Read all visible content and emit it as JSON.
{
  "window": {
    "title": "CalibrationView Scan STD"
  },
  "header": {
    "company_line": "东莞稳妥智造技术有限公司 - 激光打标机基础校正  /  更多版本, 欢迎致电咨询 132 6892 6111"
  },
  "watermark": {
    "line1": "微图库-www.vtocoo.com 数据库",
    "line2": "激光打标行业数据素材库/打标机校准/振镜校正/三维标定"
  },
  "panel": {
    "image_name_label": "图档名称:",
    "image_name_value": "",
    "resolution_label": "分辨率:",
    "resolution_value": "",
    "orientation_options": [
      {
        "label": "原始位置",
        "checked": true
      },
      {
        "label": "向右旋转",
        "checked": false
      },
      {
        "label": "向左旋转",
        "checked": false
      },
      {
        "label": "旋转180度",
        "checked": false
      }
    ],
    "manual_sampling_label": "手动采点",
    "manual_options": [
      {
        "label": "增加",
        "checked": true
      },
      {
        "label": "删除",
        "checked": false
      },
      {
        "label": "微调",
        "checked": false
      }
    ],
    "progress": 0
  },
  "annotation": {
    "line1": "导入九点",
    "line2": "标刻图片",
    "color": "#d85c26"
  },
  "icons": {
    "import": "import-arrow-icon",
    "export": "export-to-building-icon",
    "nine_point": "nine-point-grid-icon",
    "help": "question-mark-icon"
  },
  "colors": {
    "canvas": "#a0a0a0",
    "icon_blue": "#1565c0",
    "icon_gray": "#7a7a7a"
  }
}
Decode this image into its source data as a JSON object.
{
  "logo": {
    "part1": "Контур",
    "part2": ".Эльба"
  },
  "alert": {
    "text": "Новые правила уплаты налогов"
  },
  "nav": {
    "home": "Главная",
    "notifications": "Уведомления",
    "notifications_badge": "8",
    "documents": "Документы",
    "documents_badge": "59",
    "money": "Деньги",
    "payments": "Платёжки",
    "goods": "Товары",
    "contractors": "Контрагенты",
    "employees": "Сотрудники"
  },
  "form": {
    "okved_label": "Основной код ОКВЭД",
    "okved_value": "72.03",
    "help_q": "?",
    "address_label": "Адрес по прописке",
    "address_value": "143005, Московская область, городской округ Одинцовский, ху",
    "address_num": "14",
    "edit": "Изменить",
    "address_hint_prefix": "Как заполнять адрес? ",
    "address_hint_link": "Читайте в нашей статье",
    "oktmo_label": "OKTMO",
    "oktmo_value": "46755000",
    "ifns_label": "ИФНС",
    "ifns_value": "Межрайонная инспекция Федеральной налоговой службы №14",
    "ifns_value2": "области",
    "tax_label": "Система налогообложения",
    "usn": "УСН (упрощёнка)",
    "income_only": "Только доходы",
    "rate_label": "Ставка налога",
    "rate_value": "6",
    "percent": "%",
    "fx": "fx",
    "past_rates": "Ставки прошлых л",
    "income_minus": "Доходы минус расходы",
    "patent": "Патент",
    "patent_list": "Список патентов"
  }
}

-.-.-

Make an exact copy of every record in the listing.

### Solution to the problem
Read all visible content and emit it as JSON.
{
  "window": {
    "title": "CalibrationView Scan STD"
  },
  "header": {
    "company_line": "东莞稳妥智造技术有限公司 - 激光打标机基础校正  /  更多版本, 欢迎致电咨询 132 6892 6111"
  },
  "watermark": {
    "line1": "微图库-www.vtocoo.com 数据库",
    "line2": "激光打标行业数据素材库/打标机校准/振镜校正/三维标定"
  },
  "panel": {
    "image_name_label": "图档名称:",
    "image_name_value": "",
    "resolution_label": "分辨率:",
    "resolution_value": "",
    "orientation_options": [
      {
        "label": "原始位置",
        "checked": true
      },
      {
        "label": "向右旋转",
        "checked": false
      },
      {
        "label": "向左旋转",
        "checked": false
      },
      {
        "label": "旋转180度",
        "checked": false
      }
    ],
    "manual_sampling_label": "手动采点",
    "manual_options": [
      {
        "label": "增加",
        "checked": true
      },
      {
        "label": "删除",
        "checked": false
      },
      {
        "label": "微调",
        "checked": false
      }
    ],
    "progress": 0
  },
  "annotation": {
    "line1": "导入九点",
    "line2": "标刻图片",
    "color": "#d85c26"
  },
  "icons": {
    "import": "import-arrow-icon",
    "export": "export-to-building-icon",
    "nine_point": "nine-point-grid-icon",
    "help": "question-mark-icon"
  },
  "colors": {
    "canvas": "#a0a0a0",
    "icon_blue": "#1565c0",
    "icon_gray": "#7a7a7a"
  }
}
Decode this image into its source data as a JSON object.
{
  "logo": {
    "part1": "Контур",
    "part2": ".Эльба"
  },
  "alert": {
    "text": "Новые правила уплаты налогов"
  },
  "nav": {
    "home": "Главная",
    "notifications": "Уведомления",
    "notifications_badge": "8",
    "documents": "Документы",
    "documents_badge": "59",
    "money": "Деньги",
    "payments": "Платёжки",
    "goods": "Товары",
    "contractors": "Контрагенты",
    "employees": "Сотрудники"
  },
  "form": {
    "okved_label": "Основной код ОКВЭД",
    "okved_value": "72.03",
    "help_q": "?",
    "address_label": "Адрес по прописке",
    "address_value": "143005, Московская область, городской округ Одинцовский, ху",
    "address_num": "14",
    "edit": "Изменить",
    "address_hint_prefix": "Как заполнять адрес? ",
    "address_hint_link": "Читайте в нашей статье",
    "oktmo_label": "OKTMO",
    "oktmo_value": "46755000",
    "ifns_label": "ИФНС",
    "ifns_value": "Межрайонная инспекция Федеральной налоговой службы №14",
    "ifns_value2": "области",
    "tax_label": "Система налогообложения",
    "usn": "УСН (упрощёнка)",
    "income_only": "Только доходы",
    "rate_label": "Ставка налога",
    "rate_value": "6",
    "percent": "%",
    "fx": "fx",
    "past_rates": "Ставки прошлых л",
    "income_minus": "Доходы минус расходы",
    "patent": "Патент",
    "patent_list": "Список патентов"
  }
}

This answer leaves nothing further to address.